All that said, many of Reagan's policies were terribly misguided and have had disastrous long-term consequences. His reduction in marginal tax rates did not bring in more revenue than would otherwise have come to the Treasury, but locked in place a tax-cut orthodoxy that would do so much damage in the coming decades. His lack of antitrust enforcement allowed the rise of industry consolidation and anti-competitive mergers. Reagan's embrace of deregulation set the stage for the catastrophic deregulation and regulatory capture of the Clinton and Bush years. U.S. manufacturing reached its employment zenith in 1979, and although American industry went through a needed re-engineering in the 1980s, the unchecked rise of a financialized economy, merger mania and bad trade deals began then, too, ultimately undoing much of the good the revival first engendered. The list is a long one. The only former head of an AFL-CIO union to become president gave the green-light to union busting not seen since the 1880s, and with it, the decline of the middle class. Reagan legitimized right-wing extremism that now has taken over the Republican Party, a party that would never nominate Ronald Reagan even for precinct captain. The tragic irony is that Reagan really believed in the conservative, free-enterprise, small-town values he espoused. Yet his policies did so much to undermine them.

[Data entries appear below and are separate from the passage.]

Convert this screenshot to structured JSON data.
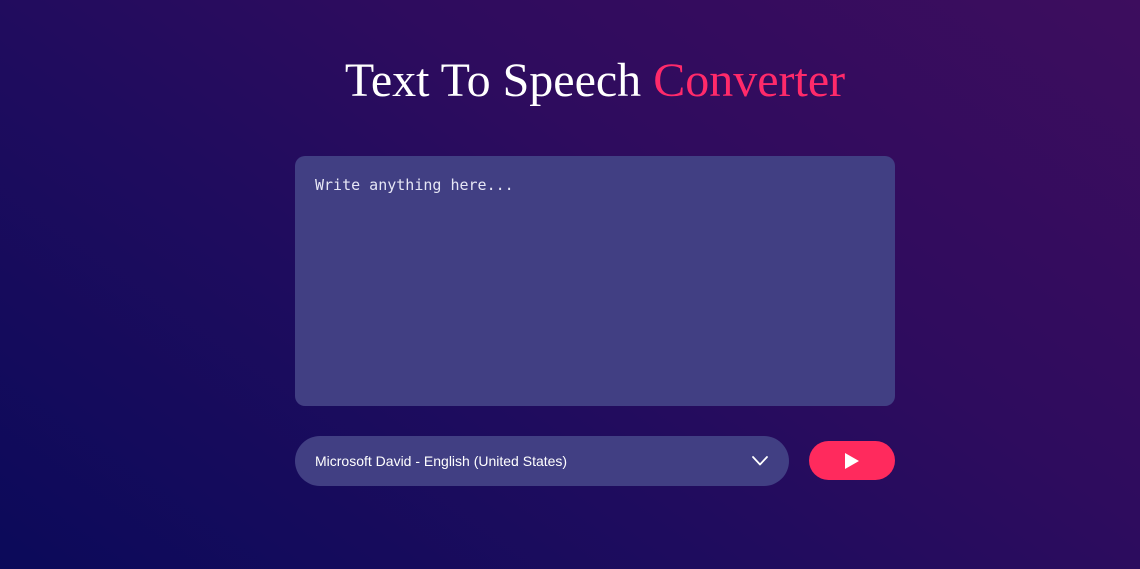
{
  "header": {
    "title_main": "Text To Speech",
    "title_accent": "Converter"
  },
  "editor": {
    "placeholder": "Write anything here...",
    "value": ""
  },
  "voice_select": {
    "selected": "Microsoft David - English (United States)",
    "icon": "chevron-down-icon"
  },
  "play_button": {
    "icon": "play-icon"
  },
  "colors": {
    "accent": "#ff2a6a",
    "button": "#ff2a5d",
    "panel": "#413f83",
    "background_start": "#0b0a5a",
    "background_end": "#3d0d5e"
  }
}
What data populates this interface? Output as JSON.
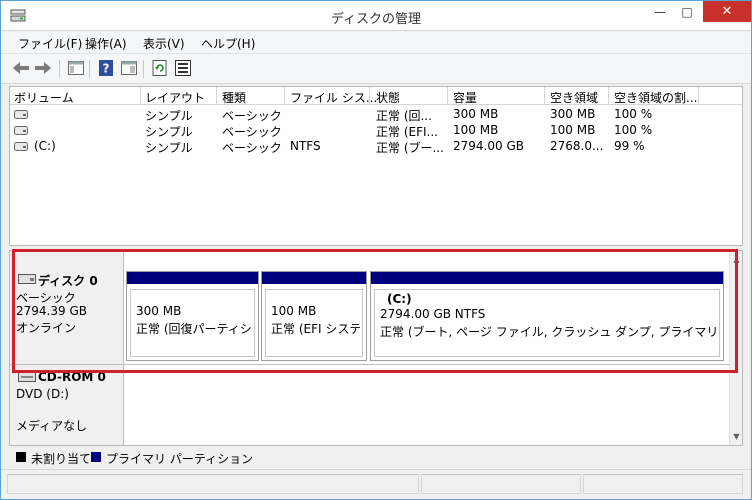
{
  "window": {
    "title": "ディスクの管理"
  },
  "titlebar": {
    "minimize_icon": "minimize-icon",
    "maximize_icon": "maximize-icon",
    "close_icon": "close-icon"
  },
  "menu": {
    "items": [
      {
        "label": "ファイル(F)"
      },
      {
        "label": "操作(A)"
      },
      {
        "label": "表示(V)"
      },
      {
        "label": "ヘルプ(H)"
      }
    ]
  },
  "toolbar": {
    "icons": [
      "back-arrow-icon",
      "forward-arrow-icon",
      "console-tree-icon",
      "help-icon",
      "properties-icon",
      "refresh-icon",
      "export-list-icon"
    ]
  },
  "volume_list": {
    "columns": [
      "ボリューム",
      "レイアウト",
      "種類",
      "ファイル シス...",
      "状態",
      "容量",
      "空き領域",
      "空き領域の割..."
    ],
    "rows": [
      {
        "volume": "",
        "layout": "シンプル",
        "type": "ベーシック",
        "fs": "",
        "status": "正常 (回...",
        "capacity": "300 MB",
        "free": "300 MB",
        "pct": "100 %"
      },
      {
        "volume": "",
        "layout": "シンプル",
        "type": "ベーシック",
        "fs": "",
        "status": "正常 (EFI...",
        "capacity": "100 MB",
        "free": "100 MB",
        "pct": "100 %"
      },
      {
        "volume": "(C:)",
        "layout": "シンプル",
        "type": "ベーシック",
        "fs": "NTFS",
        "status": "正常 (ブー...",
        "capacity": "2794.00 GB",
        "free": "2768.0...",
        "pct": "99 %"
      }
    ]
  },
  "disks": [
    {
      "name": "ディスク 0",
      "kind": "ベーシック",
      "size": "2794.39 GB",
      "state": "オンライン",
      "partitions": [
        {
          "title": "",
          "size": "300 MB",
          "status": "正常 (回復パーティション"
        },
        {
          "title": "",
          "size": "100 MB",
          "status": "正常 (EFI システム"
        },
        {
          "title": "(C:)",
          "size": "2794.00 GB NTFS",
          "status": "正常 (ブート, ページ ファイル, クラッシュ ダンプ, プライマリ パーティション)"
        }
      ]
    },
    {
      "name": "CD-ROM 0",
      "kind": "DVD (D:)",
      "size": "",
      "state": "メディアなし"
    }
  ],
  "legend": {
    "unallocated": "未割り当て",
    "primary": "プライマリ パーティション",
    "unallocated_color": "#000000",
    "primary_color": "#00007f"
  },
  "colors": {
    "partition_bar": "#00007f",
    "highlight": "#d0202a",
    "close_button": "#c7302b"
  }
}
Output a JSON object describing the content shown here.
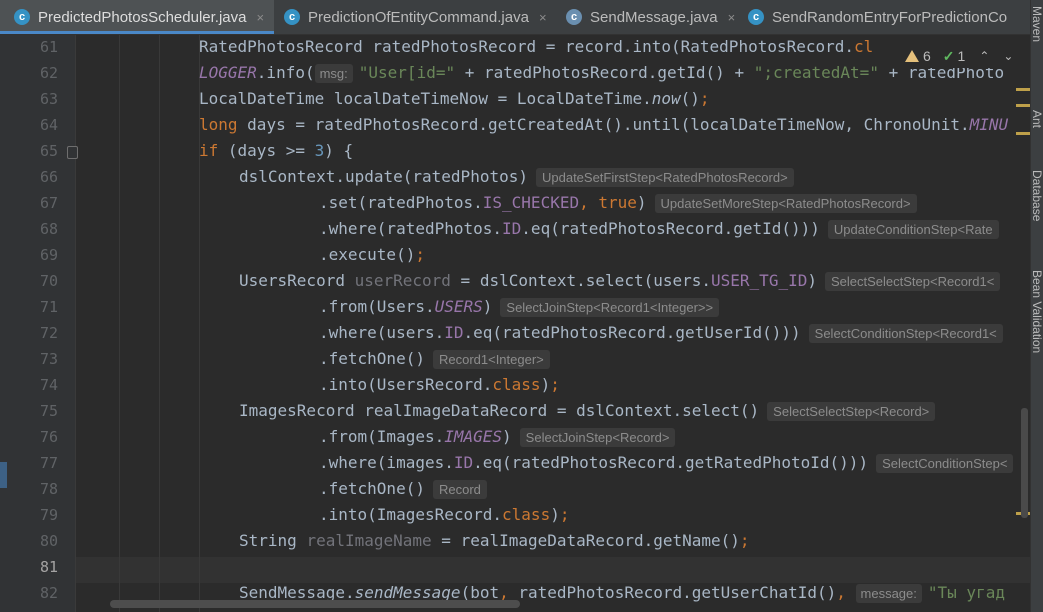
{
  "tabs": [
    {
      "label": "PredictedPhotosScheduler.java",
      "icon": "java-class-icon",
      "active": true,
      "close": "×"
    },
    {
      "label": "PredictionOfEntityCommand.java",
      "icon": "java-class-icon",
      "active": false,
      "close": "×"
    },
    {
      "label": "SendMessage.java",
      "icon": "java-class-icon",
      "active": false,
      "close": "×"
    },
    {
      "label": "SendRandomEntryForPredictionCo",
      "icon": "java-class-icon",
      "active": false,
      "close": ""
    }
  ],
  "inspection": {
    "warnings": "6",
    "checks": "1",
    "prev": "⌃",
    "next": "⌄"
  },
  "right_strip_labels": [
    "Maven",
    "Ant",
    "Database",
    "Bean Validation"
  ],
  "editor": {
    "current_line": "81",
    "lines": [
      {
        "num": "61",
        "tokens": [
          {
            "t": "RatedPhotosRecord ratedPhotosRecord = record.into(RatedPhotosRecord.",
            "c": ""
          },
          {
            "t": "cl",
            "c": "kw"
          }
        ]
      },
      {
        "num": "62",
        "tokens": [
          {
            "t": "LOGGER",
            "c": "fld ital"
          },
          {
            "t": ".info(",
            "c": ""
          },
          {
            "t": "msg:",
            "c": "phint"
          },
          {
            "t": "\"User[id=\"",
            "c": "str"
          },
          {
            "t": " + ratedPhotosRecord.getId() + ",
            "c": ""
          },
          {
            "t": "\";createdAt=\"",
            "c": "str"
          },
          {
            "t": " + ratedPhoto",
            "c": ""
          }
        ]
      },
      {
        "num": "63",
        "tokens": [
          {
            "t": "LocalDateTime localDateTimeNow = LocalDateTime.",
            "c": ""
          },
          {
            "t": "now",
            "c": "ital"
          },
          {
            "t": "()",
            "c": ""
          },
          {
            "t": ";",
            "c": "kw"
          }
        ]
      },
      {
        "num": "64",
        "tokens": [
          {
            "t": "long ",
            "c": "kw"
          },
          {
            "t": "days = ratedPhotosRecord.getCreatedAt().until(localDateTimeNow, ChronoUnit.",
            "c": ""
          },
          {
            "t": "MINU",
            "c": "fld ital"
          }
        ]
      },
      {
        "num": "65",
        "tokens": [
          {
            "t": "if ",
            "c": "kw"
          },
          {
            "t": "(days >= ",
            "c": ""
          },
          {
            "t": "3",
            "c": "num"
          },
          {
            "t": ") {",
            "c": ""
          }
        ]
      },
      {
        "num": "66",
        "tokens": [
          {
            "t": "dslContext.update(ratedPhotos)",
            "c": ""
          },
          {
            "t": "UpdateSetFirstStep<RatedPhotosRecord>",
            "c": "hint"
          }
        ]
      },
      {
        "num": "67",
        "tokens": [
          {
            "t": ".set(ratedPhotos.",
            "c": ""
          },
          {
            "t": "IS_CHECKED",
            "c": "fld"
          },
          {
            "t": ", ",
            "c": "kw"
          },
          {
            "t": "true",
            "c": "kw"
          },
          {
            "t": ")",
            "c": ""
          },
          {
            "t": "UpdateSetMoreStep<RatedPhotosRecord>",
            "c": "hint"
          }
        ]
      },
      {
        "num": "68",
        "tokens": [
          {
            "t": ".where(ratedPhotos.",
            "c": ""
          },
          {
            "t": "ID",
            "c": "fld"
          },
          {
            "t": ".eq(ratedPhotosRecord.getId()))",
            "c": ""
          },
          {
            "t": "UpdateConditionStep<Rate",
            "c": "hint"
          }
        ]
      },
      {
        "num": "69",
        "tokens": [
          {
            "t": ".execute()",
            "c": ""
          },
          {
            "t": ";",
            "c": "kw"
          }
        ]
      },
      {
        "num": "70",
        "tokens": [
          {
            "t": "UsersRecord ",
            "c": ""
          },
          {
            "t": "userRecord",
            "c": "unused"
          },
          {
            "t": " = dslContext.select(users.",
            "c": ""
          },
          {
            "t": "USER_TG_ID",
            "c": "fld"
          },
          {
            "t": ")",
            "c": ""
          },
          {
            "t": "SelectSelectStep<Record1<",
            "c": "hint"
          }
        ]
      },
      {
        "num": "71",
        "tokens": [
          {
            "t": ".from(Users.",
            "c": ""
          },
          {
            "t": "USERS",
            "c": "fld ital"
          },
          {
            "t": ")",
            "c": ""
          },
          {
            "t": "SelectJoinStep<Record1<Integer>>",
            "c": "hint"
          }
        ]
      },
      {
        "num": "72",
        "tokens": [
          {
            "t": ".where(users.",
            "c": ""
          },
          {
            "t": "ID",
            "c": "fld"
          },
          {
            "t": ".eq(ratedPhotosRecord.getUserId()))",
            "c": ""
          },
          {
            "t": "SelectConditionStep<Record1<",
            "c": "hint"
          }
        ]
      },
      {
        "num": "73",
        "tokens": [
          {
            "t": ".fetchOne()",
            "c": ""
          },
          {
            "t": "Record1<Integer>",
            "c": "hint"
          }
        ]
      },
      {
        "num": "74",
        "tokens": [
          {
            "t": ".into(UsersRecord.",
            "c": ""
          },
          {
            "t": "class",
            "c": "kw"
          },
          {
            "t": ")",
            "c": ""
          },
          {
            "t": ";",
            "c": "kw"
          }
        ]
      },
      {
        "num": "75",
        "tokens": [
          {
            "t": "ImagesRecord realImageDataRecord = dslContext.select()",
            "c": ""
          },
          {
            "t": "SelectSelectStep<Record>",
            "c": "hint"
          }
        ]
      },
      {
        "num": "76",
        "tokens": [
          {
            "t": ".from(Images.",
            "c": ""
          },
          {
            "t": "IMAGES",
            "c": "fld ital"
          },
          {
            "t": ")",
            "c": ""
          },
          {
            "t": "SelectJoinStep<Record>",
            "c": "hint"
          }
        ]
      },
      {
        "num": "77",
        "tokens": [
          {
            "t": ".where(images.",
            "c": ""
          },
          {
            "t": "ID",
            "c": "fld"
          },
          {
            "t": ".eq(ratedPhotosRecord.getRatedPhotoId()))",
            "c": ""
          },
          {
            "t": "SelectConditionStep<",
            "c": "hint"
          }
        ]
      },
      {
        "num": "78",
        "tokens": [
          {
            "t": ".fetchOne()",
            "c": ""
          },
          {
            "t": "Record",
            "c": "hint"
          }
        ]
      },
      {
        "num": "79",
        "tokens": [
          {
            "t": ".into(ImagesRecord.",
            "c": ""
          },
          {
            "t": "class",
            "c": "kw"
          },
          {
            "t": ")",
            "c": ""
          },
          {
            "t": ";",
            "c": "kw"
          }
        ]
      },
      {
        "num": "80",
        "tokens": [
          {
            "t": "String ",
            "c": ""
          },
          {
            "t": "realImageName",
            "c": "unused"
          },
          {
            "t": " = realImageDataRecord.getName()",
            "c": ""
          },
          {
            "t": ";",
            "c": "kw"
          }
        ]
      },
      {
        "num": "81",
        "tokens": []
      },
      {
        "num": "82",
        "tokens": [
          {
            "t": "SendMessage.",
            "c": ""
          },
          {
            "t": "sendMessage",
            "c": "ital"
          },
          {
            "t": "(bot",
            "c": ""
          },
          {
            "t": ", ",
            "c": "kw"
          },
          {
            "t": "ratedPhotosRecord.getUserChatId()",
            "c": ""
          },
          {
            "t": ", ",
            "c": "kw"
          },
          {
            "t": "message:",
            "c": "phint"
          },
          {
            "t": "\"Ты угад",
            "c": "str"
          }
        ]
      }
    ]
  },
  "colors": {
    "background": "#2b2b2b",
    "keyword": "#cc7832",
    "field": "#9876aa",
    "string": "#6a8759",
    "number": "#6897bb",
    "text": "#a9b7c6",
    "accent": "#4a88c7",
    "warning": "#e5c07b"
  }
}
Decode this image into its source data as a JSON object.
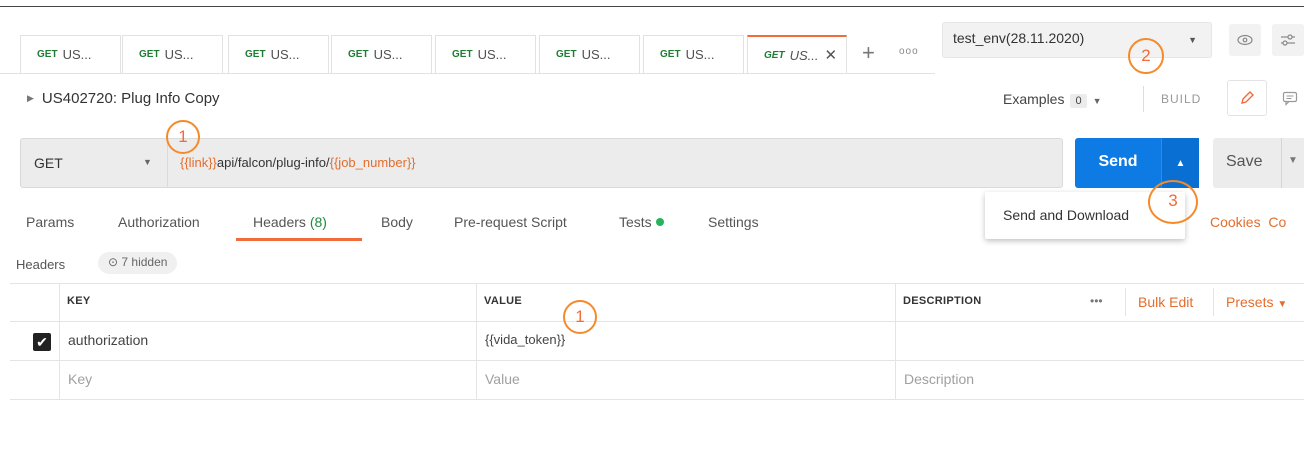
{
  "tabs": [
    {
      "method": "GET",
      "title": "US..."
    },
    {
      "method": "GET",
      "title": "US..."
    },
    {
      "method": "GET",
      "title": "US..."
    },
    {
      "method": "GET",
      "title": "US..."
    },
    {
      "method": "GET",
      "title": "US..."
    },
    {
      "method": "GET",
      "title": "US..."
    },
    {
      "method": "GET",
      "title": "US..."
    },
    {
      "method": "GET",
      "title": "US...",
      "close": "✕"
    }
  ],
  "tab_actions": {
    "add": "+",
    "more": "ooo"
  },
  "environment": {
    "selected": "test_env(28.11.2020)"
  },
  "request": {
    "title": "US402720: Plug Info Copy",
    "method": "GET",
    "url_parts": [
      "{{link}}",
      "api/falcon/plug-info/",
      "{{job_number}}"
    ]
  },
  "examples": {
    "label": "Examples",
    "count": "0"
  },
  "build_label": "BUILD",
  "send": {
    "label": "Send",
    "menu_item": "Send and Download"
  },
  "save": {
    "label": "Save"
  },
  "subtabs": [
    "Params",
    "Authorization",
    "Headers",
    "(8)",
    "Body",
    "Pre-request Script",
    "Tests",
    "Settings"
  ],
  "links": {
    "cookies": "Cookies",
    "code": "Co"
  },
  "headers_section": {
    "label": "Headers",
    "hidden": "7 hidden"
  },
  "table": {
    "columns": [
      "KEY",
      "VALUE",
      "DESCRIPTION"
    ],
    "more": "•••",
    "bulk_edit": "Bulk Edit",
    "presets": "Presets",
    "rows": [
      {
        "key": "authorization",
        "value": "{{vida_token}}",
        "description": ""
      }
    ],
    "placeholders": {
      "key": "Key",
      "value": "Value",
      "description": "Description"
    }
  },
  "callouts": [
    "1",
    "1",
    "2",
    "3"
  ],
  "colors": {
    "accent": "#f26b3a",
    "send": "#0d7be3",
    "variable": "#e36d2d",
    "get": "#1e7d32"
  }
}
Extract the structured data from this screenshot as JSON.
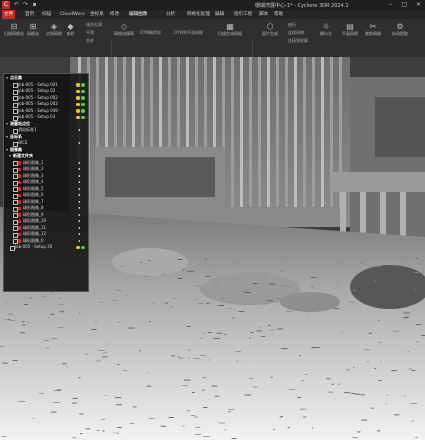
{
  "window": {
    "logo": "C",
    "title": "珊瑚湾展中心-1* - Cyclone 3DR 2024.1",
    "controls": [
      "–",
      "□",
      "✕"
    ]
  },
  "menu_tabs": [
    {
      "label": "文件",
      "kind": "file"
    },
    {
      "label": "首页"
    },
    {
      "label": "扫描"
    },
    {
      "label": "CloudWorx"
    },
    {
      "label": "坐标系"
    },
    {
      "label": "修改"
    },
    {
      "label": "编辑图像",
      "kind": "active"
    },
    {
      "label": "分析"
    },
    {
      "label": "网格化处理"
    },
    {
      "label": "编辑"
    },
    {
      "label": "指引工程"
    },
    {
      "label": "脚本"
    },
    {
      "label": "帮助"
    }
  ],
  "ribbon": {
    "groups": [
      "网格化",
      "平面图",
      "网格化处理",
      "自动提取"
    ],
    "buttons": [
      "扫描网格化",
      "网格化",
      "点到网格",
      "体积",
      "网格化精简",
      "扫描生成网格",
      "面片生成",
      "网格化",
      "连接",
      "细化",
      "横与光",
      "平面网格",
      "裁剪网格",
      "自动提取"
    ],
    "small_items": [
      "填充孔洞",
      "平滑",
      "合并",
      "DTM精简到",
      "DTM到平面网格",
      "遍历",
      "连续间隙",
      "连接到轮廓",
      "挖"
    ]
  },
  "tree": {
    "sections": {
      "point_clouds": "点云集",
      "locations": "测量站点位",
      "coordinate_systems": "坐标系",
      "images": "图像集",
      "images_sub": "新建文件夹"
    },
    "point_clouds": [
      "Job-005 - Setup 001",
      "Job-005 - Setup 02",
      "Job-005 - Setup 002",
      "Job-005 - Setup 002",
      "Job-005 - Setup 049",
      "Job-005 - Setup 03"
    ],
    "locations": [
      "测站标准1"
    ],
    "coordinate_systems": [
      "WCS"
    ],
    "images": [
      "球形图像_1",
      "球形图像_2",
      "球形图像_3",
      "球形图像_4",
      "球形图像_5",
      "球形图像_6",
      "球形图像_7",
      "球形图像_8",
      "球形图像_9",
      "球形图像_10",
      "球形图像_11",
      "球形图像_12",
      "球形图像_0"
    ],
    "last_item": "Job-005 - Setup 30"
  },
  "colors": {
    "accent": "#c92a2a",
    "title_bg": "#1f1f1f",
    "ribbon_bg": "#2f2f2f",
    "panel_bg": "#121212",
    "yellow_dot": "#f2c230",
    "green_dot": "#4cd137"
  },
  "icons": [
    "logo-icon",
    "undo-icon",
    "redo-icon",
    "save-icon",
    "minimize-icon",
    "maximize-icon",
    "close-icon",
    "expand-icon",
    "checkbox-icon",
    "image-icon",
    "pin-icon"
  ]
}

Carter's tragic irony is that he was positioned to speak frankly to the American people about a high-cost energy future, over-reach and sustainability — but he lacked the rhetorical and political gifts to do so. Nor did he do enough big, practical things, such as rebuilding the American passenger train network, that might have altered our present hurdle into calamity. Carter's greatest failure was the ability to revive American liberalism and show how it could work for average people, an enterprise perhaps beyond the capabilities of any individual but he could have tried.
One instructive note concerning Carter was his single term. One-term presidencies can be helpful things. The second terms of Reagan, Clinton and certainly George W. Bush were bad for the country.
Looking at the two, however, one sees interesting continuity. The biggest is the capture of the government by the military-industrial complex, which continued apace under both administrations. With it, as Dwight Eisenhower warned, came the costly adventures that are now helping drag down the country that both Carter and Reagan loved.